Once again, Penelope Trunk (or rather, one of her guest bloggers) has put her finger on something I've been thinking about for a few weeks now. As a society, we have moved from a one-wage-earner-one-homemaker model to a working-parent model, but without finding a real solution to the domestic labor gap this causes.
One can hire others to do childcare, cleaning, cooking, etc., but only if you greatly reduce your standard of living in other ways - for the majority of us, this kind of help is too expensive. The most common results are either:
- domestic labor becomes "invisible" - it is an added labor tax which women perform during their unpaid (aka "leisure") time

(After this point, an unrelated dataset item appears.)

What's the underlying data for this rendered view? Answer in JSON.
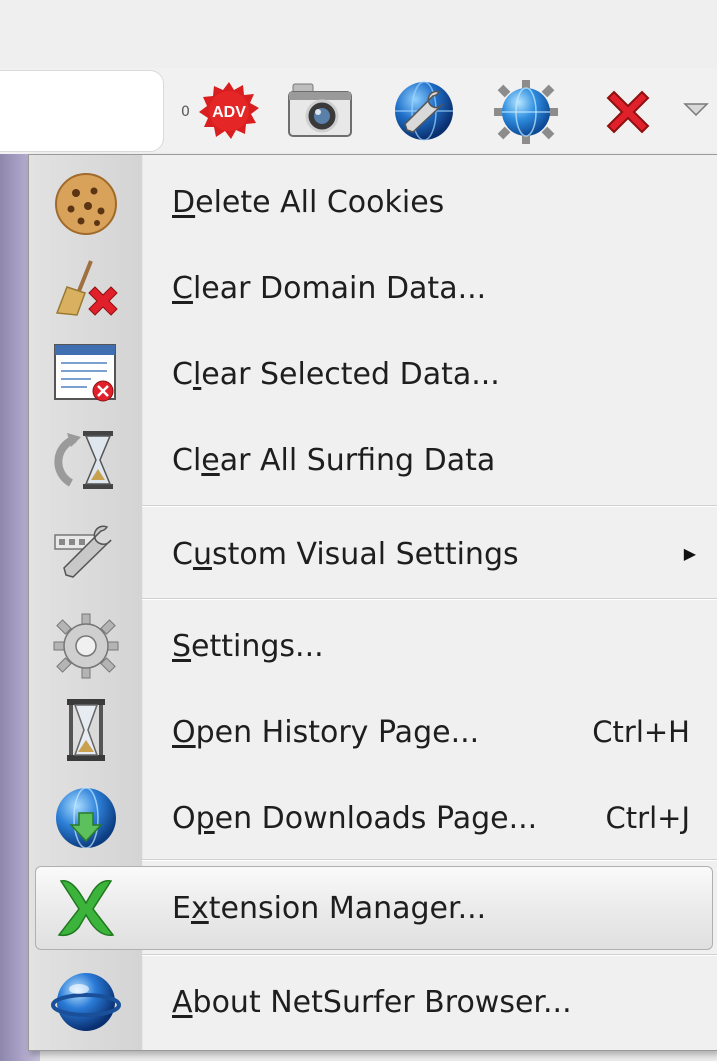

- individual women limit their time in the paid workforce in order to take care of the necessary domestic chores, thus subjecting themselves to lower earning potential, and dismissal as "less-committed" workers.
The one obvious solution - men contributing more domestic labor as a tradeoff for not having to be the sole wage earner - has not generally occurred, although individual cases vary. Structurally, men today ARE doing more than their fathers or grandfathers did at home, but not enough to make up for the lack of a full-time homemaker, and not anywhere near as much as working women do in their "spare" time.
Since men are either naturally or culturally incapable of filling in this gap, I submit the following modest proposal.
To keep our economy going, we should reinstitute a draft, this time domestic instead of military, requiring anyone 18-21 to spend time working as a low-paid domestic.
Not only will they gain valuable life skills and help working families to make the most of their time and income, they will, by making domestic work a paid endeavor, contribute to our GDP and economic well-being.
See, folks? Job creation isn't that hard.